→ **Your instructions**
Images excluded, repeat each entry below exactly.
(Exercise materials begins)
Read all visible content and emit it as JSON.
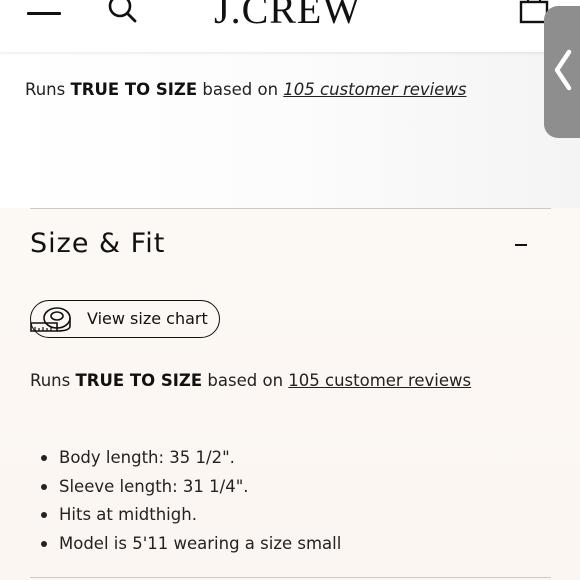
{
  "header": {
    "logo": "J.CREW",
    "icons": {
      "menu": "hamburger-menu-icon",
      "search": "search-icon",
      "bag": "shopping-bag-icon"
    }
  },
  "fit_summary_top": {
    "prefix": "Runs",
    "fit": "TRUE TO SIZE",
    "middle": "based on",
    "reviews_link": "105 customer reviews"
  },
  "side_panel": {
    "icon": "chevron-left-icon"
  },
  "size_fit": {
    "title": "Size & Fit",
    "collapse_label": "-",
    "size_chart_button": {
      "label": "View size chart",
      "icon": "measuring-tape-icon"
    },
    "summary": {
      "prefix": "Runs",
      "fit": "TRUE TO SIZE",
      "middle": "based on",
      "reviews_link": "105 customer reviews"
    },
    "details": [
      "Body length: 35 1/2\".",
      "Sleeve length: 31 1/4\".",
      "Hits at midthigh.",
      "Model is 5'11 wearing a size small"
    ]
  },
  "colors": {
    "text": "#111111",
    "divider": "#cfcac5",
    "section_bg": "#fbf6f1",
    "panel_tab": "#8e8e8e"
  }
}
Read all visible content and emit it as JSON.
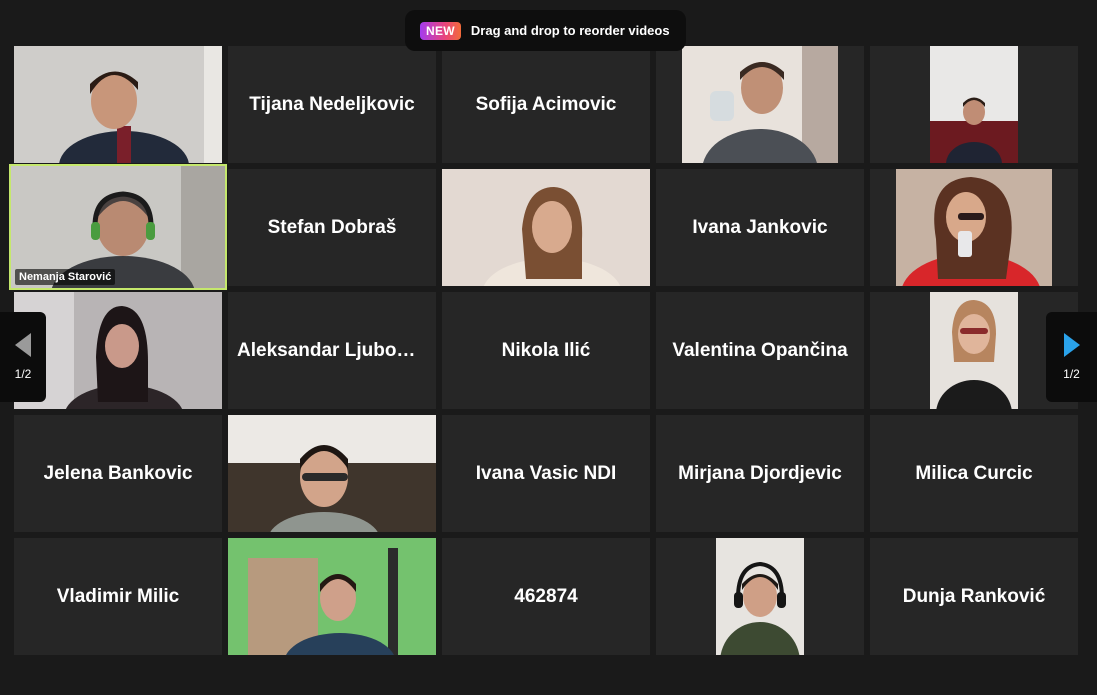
{
  "banner": {
    "badge": "NEW",
    "text": "Drag and drop to reorder videos"
  },
  "pager": {
    "left_count": "1/2",
    "right_count": "1/2"
  },
  "participants": [
    {
      "name": "",
      "video": true
    },
    {
      "name": "Tijana Nedeljkovic",
      "video": false
    },
    {
      "name": "Sofija Acimovic",
      "video": false
    },
    {
      "name": "",
      "video": true
    },
    {
      "name": "",
      "video": true
    },
    {
      "name": "Nemanja Starović",
      "video": true,
      "active": true
    },
    {
      "name": "Stefan Dobraš",
      "video": false
    },
    {
      "name": "",
      "video": true
    },
    {
      "name": "Ivana Jankovic",
      "video": false
    },
    {
      "name": "",
      "video": true
    },
    {
      "name": "",
      "video": true
    },
    {
      "name": "Aleksandar Ljubomi...",
      "video": false
    },
    {
      "name": "Nikola Ilić",
      "video": false
    },
    {
      "name": "Valentina Opančina",
      "video": false
    },
    {
      "name": "",
      "video": true
    },
    {
      "name": "Jelena Bankovic",
      "video": false
    },
    {
      "name": "",
      "video": true
    },
    {
      "name": "Ivana Vasic NDI",
      "video": false
    },
    {
      "name": "Mirjana Djordjevic",
      "video": false
    },
    {
      "name": "Milica Curcic",
      "video": false
    },
    {
      "name": "Vladimir Milic",
      "video": false
    },
    {
      "name": "",
      "video": true
    },
    {
      "name": "462874",
      "video": false
    },
    {
      "name": "",
      "video": true
    },
    {
      "name": "Dunja Ranković",
      "video": false
    }
  ],
  "colors": {
    "active_border": "#c5e86c",
    "tile_bg": "#262626",
    "pager_arrow_active": "#2aa2ea"
  }
}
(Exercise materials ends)
→ **Problem solution**
Read all visible content and emit it as JSON.
{
  "header": {
    "logo": "J.CREW",
    "icons": {
      "menu": "hamburger-menu-icon",
      "search": "search-icon",
      "bag": "shopping-bag-icon"
    }
  },
  "fit_summary_top": {
    "prefix": "Runs",
    "fit": "TRUE TO SIZE",
    "middle": "based on",
    "reviews_link": "105 customer reviews"
  },
  "side_panel": {
    "icon": "chevron-left-icon"
  },
  "size_fit": {
    "title": "Size & Fit",
    "collapse_label": "-",
    "size_chart_button": {
      "label": "View size chart",
      "icon": "measuring-tape-icon"
    },
    "summary": {
      "prefix": "Runs",
      "fit": "TRUE TO SIZE",
      "middle": "based on",
      "reviews_link": "105 customer reviews"
    },
    "details": [
      "Body length: 35 1/2\".",
      "Sleeve length: 31 1/4\".",
      "Hits at midthigh.",
      "Model is 5'11 wearing a size small"
    ]
  },
  "colors": {
    "text": "#111111",
    "divider": "#cfcac5",
    "section_bg": "#fbf6f1",
    "panel_tab": "#8e8e8e"
  }
}
Read all visible content and emit it as JSON.
{
  "banner": {
    "badge": "NEW",
    "text": "Drag and drop to reorder videos"
  },
  "pager": {
    "left_count": "1/2",
    "right_count": "1/2"
  },
  "participants": [
    {
      "name": "",
      "video": true
    },
    {
      "name": "Tijana Nedeljkovic",
      "video": false
    },
    {
      "name": "Sofija Acimovic",
      "video": false
    },
    {
      "name": "",
      "video": true
    },
    {
      "name": "",
      "video": true
    },
    {
      "name": "Nemanja Starović",
      "video": true,
      "active": true
    },
    {
      "name": "Stefan Dobraš",
      "video": false
    },
    {
      "name": "",
      "video": true
    },
    {
      "name": "Ivana Jankovic",
      "video": false
    },
    {
      "name": "",
      "video": true
    },
    {
      "name": "",
      "video": true
    },
    {
      "name": "Aleksandar Ljubomi...",
      "video": false
    },
    {
      "name": "Nikola Ilić",
      "video": false
    },
    {
      "name": "Valentina Opančina",
      "video": false
    },
    {
      "name": "",
      "video": true
    },
    {
      "name": "Jelena Bankovic",
      "video": false
    },
    {
      "name": "",
      "video": true
    },
    {
      "name": "Ivana Vasic NDI",
      "video": false
    },
    {
      "name": "Mirjana Djordjevic",
      "video": false
    },
    {
      "name": "Milica Curcic",
      "video": false
    },
    {
      "name": "Vladimir Milic",
      "video": false
    },
    {
      "name": "",
      "video": true
    },
    {
      "name": "462874",
      "video": false
    },
    {
      "name": "",
      "video": true
    },
    {
      "name": "Dunja Ranković",
      "video": false
    }
  ],
  "colors": {
    "active_border": "#c5e86c",
    "tile_bg": "#262626",
    "pager_arrow_active": "#2aa2ea"
  }
}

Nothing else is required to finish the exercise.